We are two tenant associations who joined together to defend ourselves against a corporate real estate investment hydra that seeks to expel us from our homes in order to maximize their profits.

Friday, July 6, 2012

Locked Out

There was a malfunction of the new technologically superior electronic surveillance/security key device. The power died and the door was not functional. No tenant could gain access to the building and their homes. The former key hole was plugged with a piece of metal, so using the old key was not an option. Someone decided that the solution was to tape the latch of the door. That way one could gain access to the building. This also left the building exposed to the criminal element. The tape job was sloppy and easily observed by any passerby on the street. 120 had a robbery during the day about a year ago with this electronic door nonsense.
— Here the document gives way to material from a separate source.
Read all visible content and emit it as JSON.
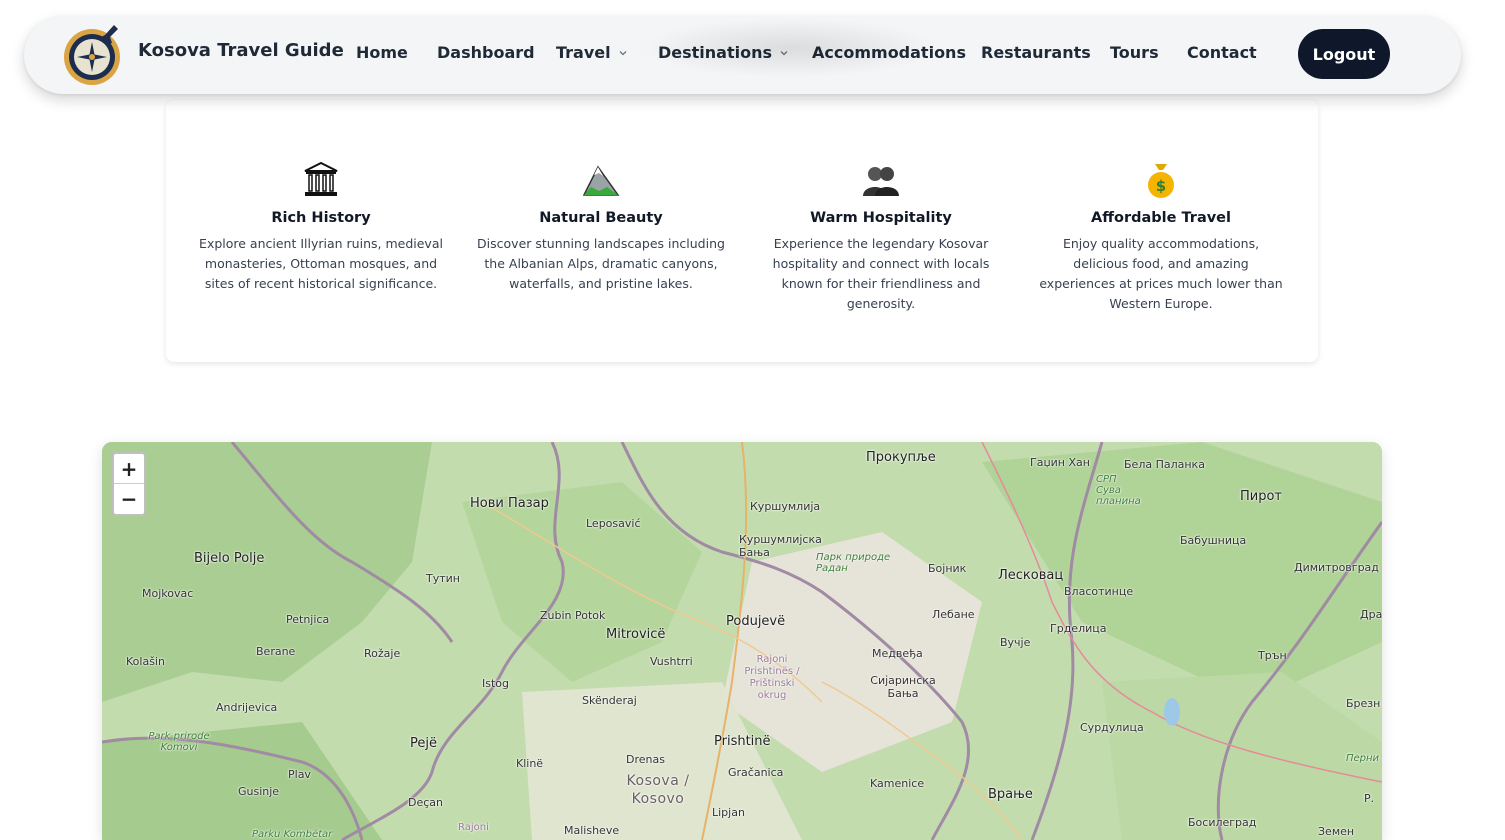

One of the readers of our blog emailed some info on the keys. They are made by a Swedish company called ASSA ABLOY. The emailer said that the keys use 'Proximity technology"which was developed by the military industrial complex. They have codes in them that track the activity of the user. The reader said that they can detect the presence of the key from 100 yds away, and suggested this may be the reason they refused to give out 2 keys. The law says they must provide us with 2 keys. If one leaves home for work, one takes a single key. The second key is left behind in the apartment. This may cause confusion in their data gathering. I'm not sure if this is true, but it makes for some interesting thought. A few tenants have suggested we switch keys regularly to mess up their data.

1 comment:

  1. I suspect tenants got only 1 fob because of the cheapness of the management. Page 2 of the document above describes the "Typical Maximum Read Range" as only 1.5 inches to 12 inches maximum. I don't think there is a technical reason not to distribute 2 fobs per tenant. I know of other buildings elsewhere that have done so.

    Management should fork over the second fob. Better yet, Management should GET RID OF THE FAILURE-PRONE ELECTRONIC DEVICE and leave just a lock installed.